So one could be forgiven to think that social distancing would be easy for me. After all, I do a pretty good job of that anyway. Picture me isolated in my own home, with the occasional wave to my neighbour across the drive, being allowed one form of exercise a day (where you might meet the odd fellow-cyclist or runner, as I did today), navigating around my husband who also lives here. One would think that would be plenty of stimuli to keep my Ascending Reticular Activating System happy.
I thought so too, until the moment came that I found myself standing in my teaching room one final time, last week. The room was empty. No students. A pack of worksheets lay idle on the front table. They would not be used this year, as face-to-face teaching was suspended and we were asked to start working from home. I stood there, bewildered, and a great sadness filled my lungs as I breathed in. With a heavy heart I left, not being able to say goodbye to colleagues.

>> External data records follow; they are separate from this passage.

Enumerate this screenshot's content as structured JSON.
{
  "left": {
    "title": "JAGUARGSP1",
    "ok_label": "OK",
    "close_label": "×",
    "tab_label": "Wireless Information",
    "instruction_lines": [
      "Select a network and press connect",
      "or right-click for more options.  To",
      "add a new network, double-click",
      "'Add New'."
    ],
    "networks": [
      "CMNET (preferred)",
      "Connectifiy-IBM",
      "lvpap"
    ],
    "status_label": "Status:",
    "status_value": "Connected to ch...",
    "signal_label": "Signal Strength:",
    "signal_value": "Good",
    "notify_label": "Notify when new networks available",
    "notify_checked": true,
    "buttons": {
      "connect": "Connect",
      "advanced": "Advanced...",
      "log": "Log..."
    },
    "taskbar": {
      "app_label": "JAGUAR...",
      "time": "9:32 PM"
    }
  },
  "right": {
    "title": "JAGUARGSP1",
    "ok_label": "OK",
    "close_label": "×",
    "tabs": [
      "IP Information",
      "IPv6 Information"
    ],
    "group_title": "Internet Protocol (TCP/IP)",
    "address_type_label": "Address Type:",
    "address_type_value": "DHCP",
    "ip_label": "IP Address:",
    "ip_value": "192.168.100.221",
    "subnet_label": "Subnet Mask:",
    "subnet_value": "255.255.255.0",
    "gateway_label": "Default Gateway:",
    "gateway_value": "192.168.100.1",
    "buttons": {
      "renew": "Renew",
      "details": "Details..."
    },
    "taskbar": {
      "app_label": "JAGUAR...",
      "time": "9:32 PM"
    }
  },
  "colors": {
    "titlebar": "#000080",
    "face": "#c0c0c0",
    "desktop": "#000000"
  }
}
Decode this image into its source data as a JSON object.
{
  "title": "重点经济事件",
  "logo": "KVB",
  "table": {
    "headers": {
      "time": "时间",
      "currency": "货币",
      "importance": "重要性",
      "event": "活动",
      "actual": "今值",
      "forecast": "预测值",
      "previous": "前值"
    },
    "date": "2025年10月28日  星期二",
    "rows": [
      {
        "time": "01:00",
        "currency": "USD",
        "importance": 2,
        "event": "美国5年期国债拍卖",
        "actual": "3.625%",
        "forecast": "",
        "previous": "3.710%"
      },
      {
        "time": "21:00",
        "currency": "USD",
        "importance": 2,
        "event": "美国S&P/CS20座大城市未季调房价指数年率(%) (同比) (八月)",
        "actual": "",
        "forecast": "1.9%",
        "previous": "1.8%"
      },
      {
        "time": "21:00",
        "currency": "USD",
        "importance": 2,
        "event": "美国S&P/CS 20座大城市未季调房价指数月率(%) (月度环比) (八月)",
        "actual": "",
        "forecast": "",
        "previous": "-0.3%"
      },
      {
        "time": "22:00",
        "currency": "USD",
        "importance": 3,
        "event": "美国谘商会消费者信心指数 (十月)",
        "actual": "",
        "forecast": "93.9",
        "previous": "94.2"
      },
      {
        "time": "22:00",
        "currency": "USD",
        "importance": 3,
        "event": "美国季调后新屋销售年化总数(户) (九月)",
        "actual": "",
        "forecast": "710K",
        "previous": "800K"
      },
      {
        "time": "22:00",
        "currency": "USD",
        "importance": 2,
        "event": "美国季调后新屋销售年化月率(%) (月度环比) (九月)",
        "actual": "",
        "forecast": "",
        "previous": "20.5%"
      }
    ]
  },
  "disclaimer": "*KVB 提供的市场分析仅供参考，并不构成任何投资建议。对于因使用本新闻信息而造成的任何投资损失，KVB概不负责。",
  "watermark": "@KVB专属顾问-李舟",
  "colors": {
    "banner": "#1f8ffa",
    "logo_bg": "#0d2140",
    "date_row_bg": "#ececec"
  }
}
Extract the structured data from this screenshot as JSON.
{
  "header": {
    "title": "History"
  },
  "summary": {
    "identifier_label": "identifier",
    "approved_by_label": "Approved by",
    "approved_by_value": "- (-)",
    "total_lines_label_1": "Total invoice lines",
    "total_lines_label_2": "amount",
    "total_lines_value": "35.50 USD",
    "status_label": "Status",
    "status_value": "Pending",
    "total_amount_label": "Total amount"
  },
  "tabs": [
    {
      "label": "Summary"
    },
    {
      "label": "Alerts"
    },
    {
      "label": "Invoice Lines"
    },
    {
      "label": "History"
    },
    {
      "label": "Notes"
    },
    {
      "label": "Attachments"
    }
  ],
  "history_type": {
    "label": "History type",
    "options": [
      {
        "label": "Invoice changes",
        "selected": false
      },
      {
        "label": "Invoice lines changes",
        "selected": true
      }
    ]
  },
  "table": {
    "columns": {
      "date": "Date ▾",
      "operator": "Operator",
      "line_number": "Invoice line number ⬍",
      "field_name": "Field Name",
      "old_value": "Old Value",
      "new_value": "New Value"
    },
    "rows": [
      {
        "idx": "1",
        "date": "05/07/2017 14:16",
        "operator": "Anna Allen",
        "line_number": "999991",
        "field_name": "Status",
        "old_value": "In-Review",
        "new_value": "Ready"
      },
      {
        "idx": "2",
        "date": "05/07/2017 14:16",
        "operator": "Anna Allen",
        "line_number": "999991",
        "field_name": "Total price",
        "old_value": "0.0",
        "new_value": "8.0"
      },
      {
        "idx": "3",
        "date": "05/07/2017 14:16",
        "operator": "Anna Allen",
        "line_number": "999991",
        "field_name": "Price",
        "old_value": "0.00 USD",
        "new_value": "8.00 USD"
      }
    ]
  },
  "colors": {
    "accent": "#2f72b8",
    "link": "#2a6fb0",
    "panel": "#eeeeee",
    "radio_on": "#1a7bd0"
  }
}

As the days went on, after having ‘set up office’ in our bedroom overlooking the garden, I began to think about other people more and more. Thoughts I normally don’t have, thoughts about people I don’t even know. I started to feel an odd kind of connection with the world, and I found myself feeling unusually emotional about it. When “You’ll never walk alone” played at 7.45am across Europe, that really opened the floodgates.
I am somebody who often tries to be ‘different’ from others (there are runners, but I’m an ultrarunner, there are cyclists, but I’ve got a trike, Dutch people are tall but I’m a small version - you get the idea!). However now, I realised to my astonishment that what I wanted more than anything was to be similar. Share in this common bewilderment that has overcome us all.
I also noticed that I value (and need) contact with my colleagues more than I had previously realized. Our School started to have Virtual Coffee Mornings and they quickly became something I looked forward to. Seeing the faces and hearing the voices of ‘my tribe’ feels like a vital part of what will help me stay sane. Watch this space.
Dr Mirjam Brady Van Den Bos is a Lecturer for The School of Psychology and Course Coordinator for our Level 1 methods courses.